Perspectives from 22 countries on aspects of the legal environment for selection are presented in this article. Issues addressed include (a) whether there are racial/ethnic/religious subgroups viewed as “disadvantaged,” (b) whether research documents mean differences between groups on individual difference measures relevant to job performance, (c) whether there are laws prohibiting discrimination against specific groups, (d) the evidence required to make and refute a claim of discrimination, (e) the consequences of violation of the laws, (f) whether particular selection methods are limited or banned, (g) whether preferential treatment of members of disadvantaged groups is permitted, and (h) whether the practice of industrial and organizational psychology has been affected by the legal environment.
Casein and whey differ in amino acid composition and in the rate of absorption; however, the absorption rate of casein can be increased to mimic that of whey by exogenous hydrolysis.
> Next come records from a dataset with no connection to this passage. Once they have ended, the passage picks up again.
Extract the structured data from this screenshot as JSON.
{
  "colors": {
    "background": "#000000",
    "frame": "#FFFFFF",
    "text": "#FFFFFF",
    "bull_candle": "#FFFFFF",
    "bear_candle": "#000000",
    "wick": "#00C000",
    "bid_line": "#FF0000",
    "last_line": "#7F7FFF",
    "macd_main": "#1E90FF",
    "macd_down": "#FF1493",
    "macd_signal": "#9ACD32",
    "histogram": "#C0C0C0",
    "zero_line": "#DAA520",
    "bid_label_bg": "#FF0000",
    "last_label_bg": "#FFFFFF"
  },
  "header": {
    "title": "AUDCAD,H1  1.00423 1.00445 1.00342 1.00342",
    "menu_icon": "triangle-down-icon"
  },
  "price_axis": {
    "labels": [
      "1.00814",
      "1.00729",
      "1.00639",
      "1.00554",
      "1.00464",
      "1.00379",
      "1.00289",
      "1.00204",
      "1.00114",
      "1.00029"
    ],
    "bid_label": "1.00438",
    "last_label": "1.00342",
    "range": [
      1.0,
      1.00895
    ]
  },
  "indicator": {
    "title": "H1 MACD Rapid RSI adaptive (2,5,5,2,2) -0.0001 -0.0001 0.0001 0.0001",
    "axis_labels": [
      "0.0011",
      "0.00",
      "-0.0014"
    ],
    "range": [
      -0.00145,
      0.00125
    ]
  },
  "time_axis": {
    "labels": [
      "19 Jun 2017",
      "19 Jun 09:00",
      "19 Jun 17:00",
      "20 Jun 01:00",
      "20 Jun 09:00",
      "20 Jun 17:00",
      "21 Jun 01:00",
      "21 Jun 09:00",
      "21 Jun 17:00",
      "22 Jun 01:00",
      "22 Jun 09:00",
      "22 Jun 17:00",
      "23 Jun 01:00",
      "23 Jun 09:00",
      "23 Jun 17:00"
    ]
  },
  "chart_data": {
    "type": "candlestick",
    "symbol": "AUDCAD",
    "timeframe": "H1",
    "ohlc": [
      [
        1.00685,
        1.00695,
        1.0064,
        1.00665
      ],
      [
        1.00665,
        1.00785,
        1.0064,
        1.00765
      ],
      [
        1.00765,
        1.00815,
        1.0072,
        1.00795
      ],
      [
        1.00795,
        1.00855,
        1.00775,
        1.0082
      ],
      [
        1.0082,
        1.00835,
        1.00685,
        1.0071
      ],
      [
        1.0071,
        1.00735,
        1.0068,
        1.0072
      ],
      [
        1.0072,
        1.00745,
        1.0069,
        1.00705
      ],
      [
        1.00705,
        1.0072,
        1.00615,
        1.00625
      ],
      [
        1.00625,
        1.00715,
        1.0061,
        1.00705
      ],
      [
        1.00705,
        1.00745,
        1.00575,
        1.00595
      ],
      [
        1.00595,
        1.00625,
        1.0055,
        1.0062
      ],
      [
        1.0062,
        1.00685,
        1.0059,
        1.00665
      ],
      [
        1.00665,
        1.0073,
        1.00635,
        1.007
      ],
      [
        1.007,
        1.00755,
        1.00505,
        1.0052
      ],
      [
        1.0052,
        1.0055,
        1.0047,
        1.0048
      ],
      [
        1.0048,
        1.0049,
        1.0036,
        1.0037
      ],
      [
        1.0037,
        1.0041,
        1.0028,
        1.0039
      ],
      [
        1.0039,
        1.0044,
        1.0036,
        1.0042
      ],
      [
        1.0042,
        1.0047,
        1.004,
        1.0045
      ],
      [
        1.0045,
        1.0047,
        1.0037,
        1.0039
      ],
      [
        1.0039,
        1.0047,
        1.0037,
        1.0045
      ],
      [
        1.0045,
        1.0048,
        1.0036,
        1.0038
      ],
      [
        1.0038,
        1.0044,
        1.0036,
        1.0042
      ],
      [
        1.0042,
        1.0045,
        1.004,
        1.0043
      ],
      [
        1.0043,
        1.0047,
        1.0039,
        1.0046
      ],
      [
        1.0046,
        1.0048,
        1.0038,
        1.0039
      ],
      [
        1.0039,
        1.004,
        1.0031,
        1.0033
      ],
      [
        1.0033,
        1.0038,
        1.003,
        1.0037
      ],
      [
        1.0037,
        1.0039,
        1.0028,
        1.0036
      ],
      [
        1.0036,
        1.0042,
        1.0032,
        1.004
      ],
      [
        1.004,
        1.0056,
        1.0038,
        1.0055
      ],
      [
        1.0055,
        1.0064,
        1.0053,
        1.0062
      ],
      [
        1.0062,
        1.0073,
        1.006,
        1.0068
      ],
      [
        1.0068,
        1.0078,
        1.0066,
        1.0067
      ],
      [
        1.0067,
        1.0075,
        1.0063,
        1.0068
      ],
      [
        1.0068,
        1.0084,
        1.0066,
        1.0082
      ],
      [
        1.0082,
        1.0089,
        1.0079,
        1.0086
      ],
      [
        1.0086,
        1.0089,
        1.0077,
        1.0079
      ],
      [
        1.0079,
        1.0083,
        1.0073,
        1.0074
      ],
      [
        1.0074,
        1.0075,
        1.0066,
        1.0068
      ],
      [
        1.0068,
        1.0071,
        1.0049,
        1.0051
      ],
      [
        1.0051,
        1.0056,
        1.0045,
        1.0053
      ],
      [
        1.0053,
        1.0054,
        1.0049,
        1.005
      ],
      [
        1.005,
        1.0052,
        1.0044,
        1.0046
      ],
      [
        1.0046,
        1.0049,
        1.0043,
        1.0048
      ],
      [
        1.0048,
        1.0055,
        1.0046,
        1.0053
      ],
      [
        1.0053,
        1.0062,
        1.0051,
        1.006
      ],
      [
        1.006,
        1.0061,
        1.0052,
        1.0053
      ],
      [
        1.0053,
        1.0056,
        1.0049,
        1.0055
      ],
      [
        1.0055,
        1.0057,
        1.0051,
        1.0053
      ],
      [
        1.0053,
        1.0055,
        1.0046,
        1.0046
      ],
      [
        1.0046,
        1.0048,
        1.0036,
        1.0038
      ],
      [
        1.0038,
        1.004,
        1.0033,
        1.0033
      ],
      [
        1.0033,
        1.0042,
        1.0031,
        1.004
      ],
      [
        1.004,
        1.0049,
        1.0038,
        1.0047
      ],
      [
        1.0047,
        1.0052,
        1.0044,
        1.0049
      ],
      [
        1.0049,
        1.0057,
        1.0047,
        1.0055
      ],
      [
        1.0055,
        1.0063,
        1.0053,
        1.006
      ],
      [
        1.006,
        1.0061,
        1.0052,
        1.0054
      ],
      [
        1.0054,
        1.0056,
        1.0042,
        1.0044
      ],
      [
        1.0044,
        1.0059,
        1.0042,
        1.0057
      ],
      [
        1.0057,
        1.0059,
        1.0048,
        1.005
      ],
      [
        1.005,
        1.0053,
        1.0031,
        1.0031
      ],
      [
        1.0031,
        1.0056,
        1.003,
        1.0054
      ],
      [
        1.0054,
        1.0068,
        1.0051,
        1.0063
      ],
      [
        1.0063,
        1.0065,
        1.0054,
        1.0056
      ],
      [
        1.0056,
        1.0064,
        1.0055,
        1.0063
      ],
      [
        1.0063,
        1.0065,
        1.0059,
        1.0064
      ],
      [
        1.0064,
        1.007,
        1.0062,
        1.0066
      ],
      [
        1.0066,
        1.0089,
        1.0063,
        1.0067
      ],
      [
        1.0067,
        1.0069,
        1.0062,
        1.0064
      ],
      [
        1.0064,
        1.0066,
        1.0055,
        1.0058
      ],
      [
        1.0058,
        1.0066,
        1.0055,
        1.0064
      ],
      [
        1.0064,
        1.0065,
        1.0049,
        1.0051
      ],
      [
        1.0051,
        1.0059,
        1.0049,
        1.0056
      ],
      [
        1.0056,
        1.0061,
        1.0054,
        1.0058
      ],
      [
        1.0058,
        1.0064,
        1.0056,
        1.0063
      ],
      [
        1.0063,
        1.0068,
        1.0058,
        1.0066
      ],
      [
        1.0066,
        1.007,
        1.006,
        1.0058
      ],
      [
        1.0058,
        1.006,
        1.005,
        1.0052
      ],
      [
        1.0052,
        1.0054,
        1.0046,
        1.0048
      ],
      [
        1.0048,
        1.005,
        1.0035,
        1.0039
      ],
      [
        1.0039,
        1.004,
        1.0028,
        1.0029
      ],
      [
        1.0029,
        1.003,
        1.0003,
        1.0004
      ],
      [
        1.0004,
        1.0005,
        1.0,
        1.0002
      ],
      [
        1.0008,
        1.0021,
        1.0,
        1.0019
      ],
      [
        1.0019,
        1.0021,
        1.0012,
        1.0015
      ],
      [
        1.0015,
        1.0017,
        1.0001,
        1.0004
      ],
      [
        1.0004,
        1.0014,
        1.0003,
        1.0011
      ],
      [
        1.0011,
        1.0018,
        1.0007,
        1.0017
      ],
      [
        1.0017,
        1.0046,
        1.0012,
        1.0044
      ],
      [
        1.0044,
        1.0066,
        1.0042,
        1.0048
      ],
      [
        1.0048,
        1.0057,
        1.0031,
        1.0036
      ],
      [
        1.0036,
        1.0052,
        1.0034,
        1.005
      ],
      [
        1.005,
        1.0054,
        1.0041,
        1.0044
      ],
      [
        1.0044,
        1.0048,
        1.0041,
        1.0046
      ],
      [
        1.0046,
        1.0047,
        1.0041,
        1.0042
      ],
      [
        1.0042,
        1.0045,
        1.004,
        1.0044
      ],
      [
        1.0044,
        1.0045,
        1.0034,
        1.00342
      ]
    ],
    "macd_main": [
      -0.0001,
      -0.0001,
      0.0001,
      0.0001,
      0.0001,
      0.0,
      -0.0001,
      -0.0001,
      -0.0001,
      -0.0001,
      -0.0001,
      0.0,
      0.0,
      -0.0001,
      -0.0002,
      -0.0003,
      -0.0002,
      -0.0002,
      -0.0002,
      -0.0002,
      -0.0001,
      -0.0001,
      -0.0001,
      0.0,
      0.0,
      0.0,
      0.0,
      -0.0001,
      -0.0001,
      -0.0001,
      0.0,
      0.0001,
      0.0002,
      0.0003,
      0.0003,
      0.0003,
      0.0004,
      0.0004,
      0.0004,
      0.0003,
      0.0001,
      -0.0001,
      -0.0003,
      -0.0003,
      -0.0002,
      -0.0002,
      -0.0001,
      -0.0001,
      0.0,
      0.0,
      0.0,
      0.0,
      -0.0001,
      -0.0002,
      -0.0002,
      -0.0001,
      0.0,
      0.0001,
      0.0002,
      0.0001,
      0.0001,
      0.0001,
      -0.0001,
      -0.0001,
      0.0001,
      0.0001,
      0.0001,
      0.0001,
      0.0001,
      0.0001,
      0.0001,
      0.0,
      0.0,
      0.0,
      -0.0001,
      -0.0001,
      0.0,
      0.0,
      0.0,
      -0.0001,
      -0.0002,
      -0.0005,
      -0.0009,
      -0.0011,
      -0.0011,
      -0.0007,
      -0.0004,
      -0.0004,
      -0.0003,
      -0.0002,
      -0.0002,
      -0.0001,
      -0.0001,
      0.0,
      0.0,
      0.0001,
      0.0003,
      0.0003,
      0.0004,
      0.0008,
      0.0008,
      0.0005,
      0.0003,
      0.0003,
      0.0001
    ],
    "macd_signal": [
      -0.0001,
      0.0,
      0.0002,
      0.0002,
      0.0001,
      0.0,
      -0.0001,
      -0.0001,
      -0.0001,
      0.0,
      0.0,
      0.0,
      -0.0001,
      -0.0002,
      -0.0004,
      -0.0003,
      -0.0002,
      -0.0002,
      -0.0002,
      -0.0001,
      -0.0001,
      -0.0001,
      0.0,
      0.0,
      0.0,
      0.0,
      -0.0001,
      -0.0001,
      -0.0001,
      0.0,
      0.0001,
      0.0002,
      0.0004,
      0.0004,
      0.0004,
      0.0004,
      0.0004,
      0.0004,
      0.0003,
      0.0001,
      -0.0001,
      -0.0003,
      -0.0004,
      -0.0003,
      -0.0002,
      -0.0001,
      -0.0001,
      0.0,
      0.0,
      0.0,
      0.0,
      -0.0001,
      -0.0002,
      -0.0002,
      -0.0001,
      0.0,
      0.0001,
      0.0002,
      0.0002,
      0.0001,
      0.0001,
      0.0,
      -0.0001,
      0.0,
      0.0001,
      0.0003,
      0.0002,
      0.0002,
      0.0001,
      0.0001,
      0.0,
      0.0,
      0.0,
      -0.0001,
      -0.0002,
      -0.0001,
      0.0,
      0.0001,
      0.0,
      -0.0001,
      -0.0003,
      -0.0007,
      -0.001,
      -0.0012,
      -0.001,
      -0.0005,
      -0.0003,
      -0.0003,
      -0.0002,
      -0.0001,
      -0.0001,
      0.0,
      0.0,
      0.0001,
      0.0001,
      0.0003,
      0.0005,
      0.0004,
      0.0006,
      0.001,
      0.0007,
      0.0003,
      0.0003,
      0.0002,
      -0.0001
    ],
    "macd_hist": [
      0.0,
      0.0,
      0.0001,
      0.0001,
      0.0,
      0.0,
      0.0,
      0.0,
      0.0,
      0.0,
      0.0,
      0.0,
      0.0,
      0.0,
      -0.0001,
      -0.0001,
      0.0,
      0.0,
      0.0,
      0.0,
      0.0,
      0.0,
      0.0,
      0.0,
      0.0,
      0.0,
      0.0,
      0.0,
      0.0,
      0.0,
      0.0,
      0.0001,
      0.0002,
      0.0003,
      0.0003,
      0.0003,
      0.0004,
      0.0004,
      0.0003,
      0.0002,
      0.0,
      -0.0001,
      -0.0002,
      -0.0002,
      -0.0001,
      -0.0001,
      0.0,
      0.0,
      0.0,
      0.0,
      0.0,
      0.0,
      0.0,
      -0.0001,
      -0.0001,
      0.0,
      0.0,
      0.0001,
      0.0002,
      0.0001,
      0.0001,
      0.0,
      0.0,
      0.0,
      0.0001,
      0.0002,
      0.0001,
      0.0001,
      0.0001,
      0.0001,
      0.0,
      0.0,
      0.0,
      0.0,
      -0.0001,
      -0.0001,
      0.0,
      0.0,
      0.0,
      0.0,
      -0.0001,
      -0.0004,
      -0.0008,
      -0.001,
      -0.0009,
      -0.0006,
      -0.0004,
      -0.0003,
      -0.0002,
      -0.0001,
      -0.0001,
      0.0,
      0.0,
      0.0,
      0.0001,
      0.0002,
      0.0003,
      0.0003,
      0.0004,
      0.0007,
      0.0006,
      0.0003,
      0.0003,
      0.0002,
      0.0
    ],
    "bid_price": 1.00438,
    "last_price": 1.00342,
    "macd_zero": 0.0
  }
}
The objective of the present study was to compare the effects of hydrolysed casein (HC), intact casein (IC) and intact whey (IW) on energy expenditure (EE) and appetite regulation, and thereby to investigate the influence of amino acid composition and the rate of absorption. In the present randomised cross-over study, twenty-four overweight and moderately obese young men and women consumed three isoenergetic dietary treatments that varied in protein source. The study was conducted in a respiration chamber, where EE, substrate oxidation and subjective appetite were measured over 24 h at three independent visits. Moreover, blood and urine samples were collected from the participants. The results showed no differences in 24 h and postprandial EE or appetite regulation. However, lipid oxidation, estimated from the respiratory quotient (RQ), was found to be higher after consumption of IW than after consumption of HC during daytime (P= 0·014) as well as during the time after the breakfast meal (P= 0·008) when the food was provided. Likewise, NEFA concentrations were found to be higher after consumption of IW than after consumption of HC and IC (P< 0·01). However, there was no overall difference in the concentration of insulin or glucagon-like peptide 1. In conclusion, dietary treatments when served as high-protein mixed meals induced similar effects on EE and appetite regulation, except for lipid oxidation, where RQ values suggest that it is higher after consumption of IW than after consumption of HC.